A DIARY OF STATES OF MIND: Su Xiaobai, Leonardo Drew, Dale Frank
Hong Kong—Presented by Pearl Lam Galleries, A Diary of States of Mind is a journey into the minds of three artists: Su Xiaobai, Leonardo Drew, and Dale Frank, each presenting a unique perspective on how their daily engagement with art serves as a means of self-reflection, liberation, and transformation. The exhibition beckons viewers to delve into the laborious art practices where the boundaries of materiality, time, and emotion blur, giving rise to the search for the essence of art.
Titled A Diary of States of Mind, the exhibition underscores how daily artistic practice cultivates an interiority through the making of art objects and precipitates material transformation to celebrate the autonomy of art.
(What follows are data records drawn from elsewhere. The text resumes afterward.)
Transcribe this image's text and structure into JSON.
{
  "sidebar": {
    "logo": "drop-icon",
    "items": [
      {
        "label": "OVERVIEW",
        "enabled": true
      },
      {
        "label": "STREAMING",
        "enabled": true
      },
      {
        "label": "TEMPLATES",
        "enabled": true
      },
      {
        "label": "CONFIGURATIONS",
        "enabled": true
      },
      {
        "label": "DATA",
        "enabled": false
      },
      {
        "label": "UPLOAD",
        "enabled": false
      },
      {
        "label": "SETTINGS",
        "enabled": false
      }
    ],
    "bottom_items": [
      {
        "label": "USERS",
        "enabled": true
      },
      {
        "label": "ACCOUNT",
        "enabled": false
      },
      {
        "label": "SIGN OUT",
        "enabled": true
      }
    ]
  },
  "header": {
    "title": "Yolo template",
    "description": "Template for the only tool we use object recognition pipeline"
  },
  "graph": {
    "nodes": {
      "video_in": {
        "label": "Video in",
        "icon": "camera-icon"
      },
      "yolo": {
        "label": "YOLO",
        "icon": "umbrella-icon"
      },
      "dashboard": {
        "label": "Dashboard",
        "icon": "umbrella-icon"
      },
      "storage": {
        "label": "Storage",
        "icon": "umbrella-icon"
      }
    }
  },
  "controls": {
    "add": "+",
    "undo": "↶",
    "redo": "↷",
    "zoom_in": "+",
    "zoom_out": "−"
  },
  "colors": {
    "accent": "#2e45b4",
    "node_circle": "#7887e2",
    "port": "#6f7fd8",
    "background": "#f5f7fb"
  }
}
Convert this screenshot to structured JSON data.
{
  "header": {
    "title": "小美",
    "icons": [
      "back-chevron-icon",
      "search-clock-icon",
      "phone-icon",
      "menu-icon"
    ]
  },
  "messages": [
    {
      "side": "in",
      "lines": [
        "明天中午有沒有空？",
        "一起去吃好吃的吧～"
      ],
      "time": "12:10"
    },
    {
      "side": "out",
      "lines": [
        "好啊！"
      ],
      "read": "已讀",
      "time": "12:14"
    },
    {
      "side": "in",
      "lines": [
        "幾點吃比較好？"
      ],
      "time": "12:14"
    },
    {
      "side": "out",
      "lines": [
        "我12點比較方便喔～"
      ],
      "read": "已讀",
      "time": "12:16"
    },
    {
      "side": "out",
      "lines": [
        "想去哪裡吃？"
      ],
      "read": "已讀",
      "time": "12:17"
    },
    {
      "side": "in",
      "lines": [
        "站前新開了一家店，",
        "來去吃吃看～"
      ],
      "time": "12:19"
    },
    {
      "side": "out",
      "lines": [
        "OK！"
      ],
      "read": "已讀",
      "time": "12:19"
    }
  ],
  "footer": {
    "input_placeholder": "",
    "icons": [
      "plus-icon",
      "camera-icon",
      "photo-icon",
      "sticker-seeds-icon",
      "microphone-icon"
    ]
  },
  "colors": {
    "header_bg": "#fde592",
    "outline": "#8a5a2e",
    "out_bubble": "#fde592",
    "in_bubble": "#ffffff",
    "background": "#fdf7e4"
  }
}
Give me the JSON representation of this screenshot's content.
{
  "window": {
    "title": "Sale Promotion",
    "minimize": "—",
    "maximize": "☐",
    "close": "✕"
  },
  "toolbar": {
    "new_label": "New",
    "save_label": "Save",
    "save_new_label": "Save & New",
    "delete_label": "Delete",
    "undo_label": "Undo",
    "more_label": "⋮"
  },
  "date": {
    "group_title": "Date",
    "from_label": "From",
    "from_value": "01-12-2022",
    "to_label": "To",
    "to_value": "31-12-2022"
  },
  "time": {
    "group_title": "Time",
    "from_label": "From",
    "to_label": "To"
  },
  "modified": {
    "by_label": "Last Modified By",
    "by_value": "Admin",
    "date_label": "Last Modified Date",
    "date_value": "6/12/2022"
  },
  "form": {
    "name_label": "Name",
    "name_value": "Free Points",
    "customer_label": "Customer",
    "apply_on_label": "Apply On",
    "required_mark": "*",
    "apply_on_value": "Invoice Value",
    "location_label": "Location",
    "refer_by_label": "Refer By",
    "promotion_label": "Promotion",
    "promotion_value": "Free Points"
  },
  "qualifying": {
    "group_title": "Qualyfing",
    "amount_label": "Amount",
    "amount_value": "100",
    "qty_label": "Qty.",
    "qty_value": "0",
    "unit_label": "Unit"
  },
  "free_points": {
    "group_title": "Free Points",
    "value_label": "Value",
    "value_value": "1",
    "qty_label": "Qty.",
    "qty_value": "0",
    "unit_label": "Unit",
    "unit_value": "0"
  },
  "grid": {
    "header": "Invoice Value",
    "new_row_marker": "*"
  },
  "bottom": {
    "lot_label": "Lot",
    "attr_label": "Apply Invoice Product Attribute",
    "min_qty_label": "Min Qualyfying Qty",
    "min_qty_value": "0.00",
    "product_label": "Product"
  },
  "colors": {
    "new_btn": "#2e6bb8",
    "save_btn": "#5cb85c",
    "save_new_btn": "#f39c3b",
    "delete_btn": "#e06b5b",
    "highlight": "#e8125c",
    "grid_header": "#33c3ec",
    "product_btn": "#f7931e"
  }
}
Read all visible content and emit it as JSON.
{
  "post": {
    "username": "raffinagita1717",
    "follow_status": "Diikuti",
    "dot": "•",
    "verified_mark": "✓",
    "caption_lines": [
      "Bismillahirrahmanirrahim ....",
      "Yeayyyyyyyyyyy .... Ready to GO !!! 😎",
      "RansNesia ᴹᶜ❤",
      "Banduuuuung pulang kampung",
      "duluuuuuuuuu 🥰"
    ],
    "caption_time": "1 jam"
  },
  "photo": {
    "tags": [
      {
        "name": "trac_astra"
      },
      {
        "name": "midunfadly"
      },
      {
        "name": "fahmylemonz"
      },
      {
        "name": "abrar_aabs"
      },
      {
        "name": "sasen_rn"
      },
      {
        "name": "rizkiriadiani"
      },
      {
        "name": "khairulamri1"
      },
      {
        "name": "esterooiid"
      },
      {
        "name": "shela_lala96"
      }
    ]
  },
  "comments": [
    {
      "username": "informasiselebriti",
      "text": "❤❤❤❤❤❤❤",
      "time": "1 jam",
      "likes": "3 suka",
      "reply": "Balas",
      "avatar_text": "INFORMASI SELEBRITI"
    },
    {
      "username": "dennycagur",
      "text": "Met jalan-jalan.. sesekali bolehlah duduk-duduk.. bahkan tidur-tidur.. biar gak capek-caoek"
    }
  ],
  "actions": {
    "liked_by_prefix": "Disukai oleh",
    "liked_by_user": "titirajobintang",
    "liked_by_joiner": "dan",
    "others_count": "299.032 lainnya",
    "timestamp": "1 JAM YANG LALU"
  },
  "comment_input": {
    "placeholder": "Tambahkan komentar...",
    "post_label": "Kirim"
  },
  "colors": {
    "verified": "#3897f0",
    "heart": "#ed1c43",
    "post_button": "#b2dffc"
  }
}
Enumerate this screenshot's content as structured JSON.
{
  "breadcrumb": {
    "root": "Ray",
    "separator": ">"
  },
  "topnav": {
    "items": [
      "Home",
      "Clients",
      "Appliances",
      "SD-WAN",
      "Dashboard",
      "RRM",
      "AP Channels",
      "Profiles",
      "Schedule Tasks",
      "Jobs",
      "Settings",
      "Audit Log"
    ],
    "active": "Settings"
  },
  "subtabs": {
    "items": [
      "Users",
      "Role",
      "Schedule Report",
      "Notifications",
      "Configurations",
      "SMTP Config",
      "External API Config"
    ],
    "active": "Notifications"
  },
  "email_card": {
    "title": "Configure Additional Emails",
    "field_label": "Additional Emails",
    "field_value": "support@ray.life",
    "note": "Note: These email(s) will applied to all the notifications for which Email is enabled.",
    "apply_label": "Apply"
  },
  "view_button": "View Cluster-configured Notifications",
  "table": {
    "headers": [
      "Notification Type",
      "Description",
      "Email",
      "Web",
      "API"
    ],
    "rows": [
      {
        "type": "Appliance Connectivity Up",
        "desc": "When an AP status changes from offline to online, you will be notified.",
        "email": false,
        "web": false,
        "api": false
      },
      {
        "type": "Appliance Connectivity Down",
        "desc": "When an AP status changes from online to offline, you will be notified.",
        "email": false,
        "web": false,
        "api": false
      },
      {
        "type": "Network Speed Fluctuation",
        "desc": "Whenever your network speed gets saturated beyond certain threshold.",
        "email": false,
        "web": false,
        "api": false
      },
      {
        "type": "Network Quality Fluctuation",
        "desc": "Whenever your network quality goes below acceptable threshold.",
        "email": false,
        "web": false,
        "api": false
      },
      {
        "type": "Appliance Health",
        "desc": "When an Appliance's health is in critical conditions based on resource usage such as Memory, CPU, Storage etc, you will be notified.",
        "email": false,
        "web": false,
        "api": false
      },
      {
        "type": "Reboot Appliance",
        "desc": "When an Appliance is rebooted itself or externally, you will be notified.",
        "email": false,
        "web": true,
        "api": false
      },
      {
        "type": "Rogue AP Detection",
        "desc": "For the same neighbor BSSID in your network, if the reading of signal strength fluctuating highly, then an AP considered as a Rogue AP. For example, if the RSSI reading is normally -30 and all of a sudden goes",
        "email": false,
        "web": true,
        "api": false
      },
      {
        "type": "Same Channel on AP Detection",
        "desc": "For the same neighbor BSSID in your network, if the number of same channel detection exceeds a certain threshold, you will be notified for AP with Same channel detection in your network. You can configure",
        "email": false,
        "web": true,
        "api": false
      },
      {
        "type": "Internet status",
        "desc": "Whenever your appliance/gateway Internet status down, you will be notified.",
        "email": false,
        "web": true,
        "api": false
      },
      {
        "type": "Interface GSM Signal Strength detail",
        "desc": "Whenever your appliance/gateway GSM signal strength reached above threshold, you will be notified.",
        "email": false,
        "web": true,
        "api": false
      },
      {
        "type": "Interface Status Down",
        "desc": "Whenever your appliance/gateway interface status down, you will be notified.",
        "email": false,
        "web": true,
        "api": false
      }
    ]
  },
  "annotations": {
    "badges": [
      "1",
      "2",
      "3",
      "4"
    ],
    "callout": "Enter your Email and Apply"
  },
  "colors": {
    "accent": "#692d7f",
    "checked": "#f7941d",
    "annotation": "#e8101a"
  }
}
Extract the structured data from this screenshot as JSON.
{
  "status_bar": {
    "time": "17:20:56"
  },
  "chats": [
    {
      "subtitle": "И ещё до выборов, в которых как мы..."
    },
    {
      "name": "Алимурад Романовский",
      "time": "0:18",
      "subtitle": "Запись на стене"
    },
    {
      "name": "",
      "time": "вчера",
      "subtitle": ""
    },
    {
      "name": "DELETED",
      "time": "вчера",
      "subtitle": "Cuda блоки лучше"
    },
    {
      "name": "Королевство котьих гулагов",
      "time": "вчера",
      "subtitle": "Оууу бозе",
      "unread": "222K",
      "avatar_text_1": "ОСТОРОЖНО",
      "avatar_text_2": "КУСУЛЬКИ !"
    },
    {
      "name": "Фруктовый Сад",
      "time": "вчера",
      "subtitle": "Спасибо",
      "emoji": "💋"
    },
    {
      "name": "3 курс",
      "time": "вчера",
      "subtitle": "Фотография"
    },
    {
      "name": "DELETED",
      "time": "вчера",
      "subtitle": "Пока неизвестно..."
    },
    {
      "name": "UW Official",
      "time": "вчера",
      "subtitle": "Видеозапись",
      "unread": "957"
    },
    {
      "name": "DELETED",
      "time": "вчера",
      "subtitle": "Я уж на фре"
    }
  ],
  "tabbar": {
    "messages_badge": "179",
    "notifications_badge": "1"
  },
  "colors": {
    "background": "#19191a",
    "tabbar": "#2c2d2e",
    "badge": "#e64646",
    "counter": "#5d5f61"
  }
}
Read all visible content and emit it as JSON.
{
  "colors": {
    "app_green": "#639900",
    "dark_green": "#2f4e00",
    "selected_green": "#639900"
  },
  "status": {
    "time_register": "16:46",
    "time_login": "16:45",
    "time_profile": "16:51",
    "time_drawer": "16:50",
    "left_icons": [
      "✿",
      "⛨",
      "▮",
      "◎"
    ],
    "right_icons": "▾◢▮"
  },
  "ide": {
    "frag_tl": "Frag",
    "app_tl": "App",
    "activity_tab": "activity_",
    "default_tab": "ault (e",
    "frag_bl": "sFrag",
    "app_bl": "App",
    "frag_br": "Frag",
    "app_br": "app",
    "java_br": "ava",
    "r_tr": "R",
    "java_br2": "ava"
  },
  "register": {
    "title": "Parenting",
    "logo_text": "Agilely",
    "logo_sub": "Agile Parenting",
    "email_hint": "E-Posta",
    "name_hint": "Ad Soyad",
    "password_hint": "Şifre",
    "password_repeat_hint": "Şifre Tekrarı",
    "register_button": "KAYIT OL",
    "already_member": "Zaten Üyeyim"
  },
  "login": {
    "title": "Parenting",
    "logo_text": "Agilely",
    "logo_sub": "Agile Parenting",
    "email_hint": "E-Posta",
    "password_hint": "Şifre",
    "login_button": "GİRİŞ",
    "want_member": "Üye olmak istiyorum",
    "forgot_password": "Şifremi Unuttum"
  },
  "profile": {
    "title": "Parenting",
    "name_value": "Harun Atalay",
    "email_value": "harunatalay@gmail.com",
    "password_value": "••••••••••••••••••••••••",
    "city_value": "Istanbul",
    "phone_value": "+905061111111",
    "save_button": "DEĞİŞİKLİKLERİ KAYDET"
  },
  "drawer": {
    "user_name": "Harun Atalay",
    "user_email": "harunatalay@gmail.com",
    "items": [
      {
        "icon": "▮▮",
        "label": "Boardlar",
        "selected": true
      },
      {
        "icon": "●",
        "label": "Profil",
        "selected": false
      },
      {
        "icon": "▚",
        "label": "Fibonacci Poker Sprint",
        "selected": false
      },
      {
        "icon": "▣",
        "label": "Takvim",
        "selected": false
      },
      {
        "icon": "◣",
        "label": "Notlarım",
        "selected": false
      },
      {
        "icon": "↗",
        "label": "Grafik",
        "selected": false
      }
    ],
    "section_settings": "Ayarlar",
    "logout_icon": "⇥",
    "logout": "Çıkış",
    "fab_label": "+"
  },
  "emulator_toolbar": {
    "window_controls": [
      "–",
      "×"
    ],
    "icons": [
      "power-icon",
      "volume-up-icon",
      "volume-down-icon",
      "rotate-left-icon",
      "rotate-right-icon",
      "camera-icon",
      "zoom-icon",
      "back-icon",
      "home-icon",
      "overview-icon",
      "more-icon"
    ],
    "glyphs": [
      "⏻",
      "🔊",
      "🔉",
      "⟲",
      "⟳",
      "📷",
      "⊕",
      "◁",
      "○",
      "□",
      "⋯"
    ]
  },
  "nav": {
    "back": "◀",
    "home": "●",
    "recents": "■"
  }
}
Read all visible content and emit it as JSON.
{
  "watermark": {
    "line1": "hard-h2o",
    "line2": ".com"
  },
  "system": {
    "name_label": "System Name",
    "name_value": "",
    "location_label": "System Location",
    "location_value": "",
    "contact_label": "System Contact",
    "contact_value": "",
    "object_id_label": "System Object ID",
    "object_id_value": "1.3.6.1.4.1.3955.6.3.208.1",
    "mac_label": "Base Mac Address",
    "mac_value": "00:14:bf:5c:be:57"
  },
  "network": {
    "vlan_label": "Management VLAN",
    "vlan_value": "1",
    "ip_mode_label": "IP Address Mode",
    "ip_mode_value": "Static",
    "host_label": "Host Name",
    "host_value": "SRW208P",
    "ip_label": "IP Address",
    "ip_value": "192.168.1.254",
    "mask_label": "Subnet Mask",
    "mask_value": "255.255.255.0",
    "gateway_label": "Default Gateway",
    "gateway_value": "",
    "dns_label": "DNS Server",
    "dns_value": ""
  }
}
This group exhibition focuses on the emergence of the artists’ inner worlds and how we as viewers come to terms with such visual experiences in return.
With precision, Chinese artist Su Xiaobai reduces the materiality of the artwork to investigate its core meaning, creating curved, textured, and sculpture-like entities that are both tactile and contemplative. His daily ritual of applying and layering lacquer paint on linen is a meditative process that captures the ever-evolving states of his mind. Subtle undulations, light and shadows, depth of texture, tactile sensations, and movements in his paintings serve as tangible traces, inviting viewers to explore his inner world. Su’s use of traditional Chinese lacquer not only reflects his deep connection to China’s past but, more importantly, also conveys a sense of longing to bring forth the innate quality of the medium. Su’s art refrains from explicit meaning, hence inviting us to enter into his states of mind.
New York-based sculptor Leonardo Drew’s approach to raw materials is a powerful manifestation that draws from the memories of his own lived experience in the city. Drew uses jagged, gold-plated shards of porcelain to create “living” works that engage in a profound dialogue between geology and modernity. His creations, weathered and stacked to resemble the debris and ruins from urbanisation, carry the weight of his daily contemplation.
Drew claims: “There are a number of different dimensions you can arrive at with the actual material. So much history feeds into it. They keep evolving. Each piece is unique and may come from our different iterations, but each time we use them, they become stronger.”
Drew’s work reflects the cyclical nature of contemporary life, mirroring the ever-shifting states of his mind as he transforms raw materials into thought-provoking objects. His emphasis on materiality squarely challenges the viewer’s expectations, inviting the public to reconsider the origins of materials and their capacity to retain memories of form that are characterised by chaos and entropy—a testament to an ongoing dialogue with the world around him.
Refusing to be limited by the materiality of art, Australian Dale Frank expresses the unpredictable quality of his subconscious through the act of creation itself. Frank views his artworks as independent beings, with lives of their own, continuously evolving and rupturing. For him, painting becomes an open form for expressing a transcendental state not bound by worldly events nor individual authorship. In Frank’s oeuvre, time is a central theme—an ever-present issue that he masters as he paints. His creations capture the ephemeral nature of time, inviting viewers to partake in the exploration of the temporal nature of the mind. Through his innovative use of Perspex and reflective imageries, Frank challenges viewers to contemplate their own containment by what they see, creating a schism in between mediums and aesthetics.